john k
8 years ago

Eric, I think WCF 10:3 shows that the concern of the divines was with aninnate incapacity, to respond to an outward call of the Word, not the providential distancing of people away from the times and places of Gospel preaching. Regarding those without the Gospel, the Confession asserts that living by general revelation (the light if nature), and/or their own paganism, will not save them. In other words, the Spirit will not save them using only general revelation and their own religions. I realize that many want to maintain a hopeful agnosticism that multitudes are saved by Christ without hearing… Read more »

Eric Stampher
Eric Stampher
8 years ago

We agree that general revelation without the Spirit enlivening leads to hell.

Do we agree that special revelation without the Spirit enlivening leads to the same place?

john k
john k
8 years ago
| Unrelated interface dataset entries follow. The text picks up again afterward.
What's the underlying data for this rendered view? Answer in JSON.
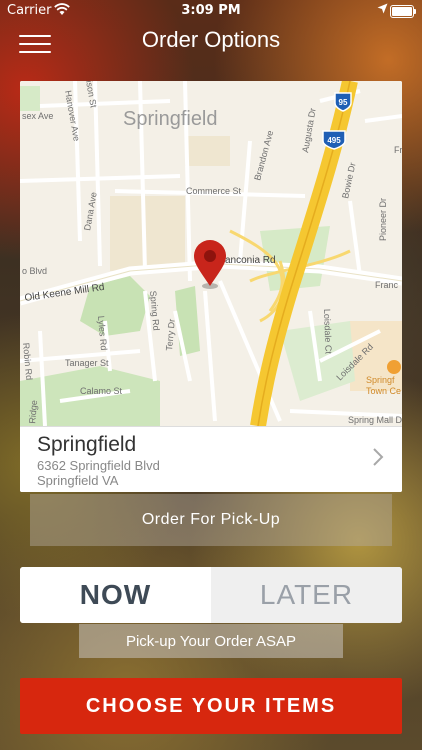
{
  "status_bar": {
    "carrier": "Carrier",
    "time": "3:09 PM"
  },
  "header": {
    "title": "Order Options"
  },
  "map": {
    "city_label": "Springfield",
    "labels": {
      "hanover_ave": "Hanover Ave",
      "essex_ave": "sex Ave",
      "ison_st": "ison St",
      "commerce_st": "Commerce St",
      "dana_ave": "Dana Ave",
      "brandon_ave": "Brandon Ave",
      "augusta_dr": "Augusta Dr",
      "bowie_dr": "Bowie Dr",
      "pioneer_dr": "Pioneer Dr",
      "fr": "Fr",
      "old_keene_mill_rd": "Old Keene Mill Rd",
      "o_blvd": "o Blvd",
      "franconia_rd": "anconia Rd",
      "franc": "Franc",
      "spring_rd": "Spring Rd",
      "lyles_rd": "Lyles Rd",
      "terry_dr": "Terry Dr",
      "tanager_st": "Tanager St",
      "calamo_st": "Calamo St",
      "robin_rd": "Robin Rd",
      "ridge": "Ridge",
      "loisdale_ct": "Loisdale Ct",
      "loisdale_rd": "Loisdale Rd",
      "springfield_town_center": "Springf",
      "town_center": "Town Ce",
      "spring_mall_dr": "Spring Mall D"
    },
    "shields": {
      "i95": "95",
      "i495": "495"
    }
  },
  "location": {
    "name": "Springfield",
    "address_line1": "6362 Springfield Blvd",
    "address_line2": "Springfield VA"
  },
  "order_type_label": "Order For Pick-Up",
  "timing": {
    "now_label": "NOW",
    "later_label": "LATER",
    "selected": "NOW"
  },
  "timing_hint": "Pick-up Your Order ASAP",
  "choose_items_label": "CHOOSE YOUR ITEMS",
  "colors": {
    "accent": "#d7270e",
    "highway": "#f5c731",
    "pin": "#c8251b"
  }
}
I would agree with that, with or without a threat to sleep with the fishes.

jammy
jammy
8 years ago

“Willie and the Fantods” would be a great band name.